**Task description**: Go through the entries below line by line and tally those holding "title"; write only the tally.

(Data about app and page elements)
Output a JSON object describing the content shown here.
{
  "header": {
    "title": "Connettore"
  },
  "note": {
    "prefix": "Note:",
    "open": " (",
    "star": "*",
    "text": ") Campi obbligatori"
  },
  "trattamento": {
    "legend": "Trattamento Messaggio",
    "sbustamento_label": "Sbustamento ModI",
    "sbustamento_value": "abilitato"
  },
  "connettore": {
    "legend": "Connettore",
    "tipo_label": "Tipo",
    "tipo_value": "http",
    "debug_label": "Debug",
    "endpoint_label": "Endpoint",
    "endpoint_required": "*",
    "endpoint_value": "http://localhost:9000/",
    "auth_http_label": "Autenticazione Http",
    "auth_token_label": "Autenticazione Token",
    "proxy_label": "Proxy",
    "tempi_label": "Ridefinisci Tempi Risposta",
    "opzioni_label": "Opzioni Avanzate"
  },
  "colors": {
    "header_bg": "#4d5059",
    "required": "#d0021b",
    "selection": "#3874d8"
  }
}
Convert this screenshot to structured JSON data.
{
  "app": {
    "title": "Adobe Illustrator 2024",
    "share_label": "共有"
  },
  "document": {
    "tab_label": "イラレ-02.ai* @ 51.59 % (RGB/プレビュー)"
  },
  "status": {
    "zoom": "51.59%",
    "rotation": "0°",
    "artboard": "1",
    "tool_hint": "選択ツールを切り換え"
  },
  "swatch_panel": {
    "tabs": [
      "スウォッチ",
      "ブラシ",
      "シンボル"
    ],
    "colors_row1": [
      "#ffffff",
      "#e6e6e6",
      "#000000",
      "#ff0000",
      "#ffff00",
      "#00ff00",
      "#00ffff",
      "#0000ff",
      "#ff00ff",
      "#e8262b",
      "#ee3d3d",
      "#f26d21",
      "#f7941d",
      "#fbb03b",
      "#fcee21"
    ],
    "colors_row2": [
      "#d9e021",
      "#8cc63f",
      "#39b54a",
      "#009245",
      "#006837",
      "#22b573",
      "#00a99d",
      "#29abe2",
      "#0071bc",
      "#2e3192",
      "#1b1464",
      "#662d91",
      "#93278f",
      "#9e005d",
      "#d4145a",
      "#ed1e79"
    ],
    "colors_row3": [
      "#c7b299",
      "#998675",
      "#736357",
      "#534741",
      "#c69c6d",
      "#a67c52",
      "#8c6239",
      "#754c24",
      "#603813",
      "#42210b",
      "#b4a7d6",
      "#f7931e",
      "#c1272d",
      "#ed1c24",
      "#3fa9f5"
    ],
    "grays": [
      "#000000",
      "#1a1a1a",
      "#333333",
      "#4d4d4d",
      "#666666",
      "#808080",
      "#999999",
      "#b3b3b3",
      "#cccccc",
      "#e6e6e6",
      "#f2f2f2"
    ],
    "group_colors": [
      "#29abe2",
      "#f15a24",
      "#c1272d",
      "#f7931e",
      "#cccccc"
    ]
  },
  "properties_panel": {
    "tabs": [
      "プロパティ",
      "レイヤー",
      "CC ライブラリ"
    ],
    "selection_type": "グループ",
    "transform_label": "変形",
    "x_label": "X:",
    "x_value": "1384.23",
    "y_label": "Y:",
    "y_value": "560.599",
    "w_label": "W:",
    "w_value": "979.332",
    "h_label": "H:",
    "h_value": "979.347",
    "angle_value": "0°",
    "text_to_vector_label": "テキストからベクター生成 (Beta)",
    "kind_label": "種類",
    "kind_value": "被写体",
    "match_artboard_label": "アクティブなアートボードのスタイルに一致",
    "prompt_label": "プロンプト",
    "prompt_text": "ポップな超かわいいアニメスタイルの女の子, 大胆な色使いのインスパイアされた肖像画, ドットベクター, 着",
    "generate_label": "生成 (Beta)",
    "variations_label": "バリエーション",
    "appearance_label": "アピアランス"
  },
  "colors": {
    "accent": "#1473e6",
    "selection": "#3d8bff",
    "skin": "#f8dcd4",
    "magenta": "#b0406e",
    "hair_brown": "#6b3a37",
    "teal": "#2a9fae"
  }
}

**Exercise response**: 2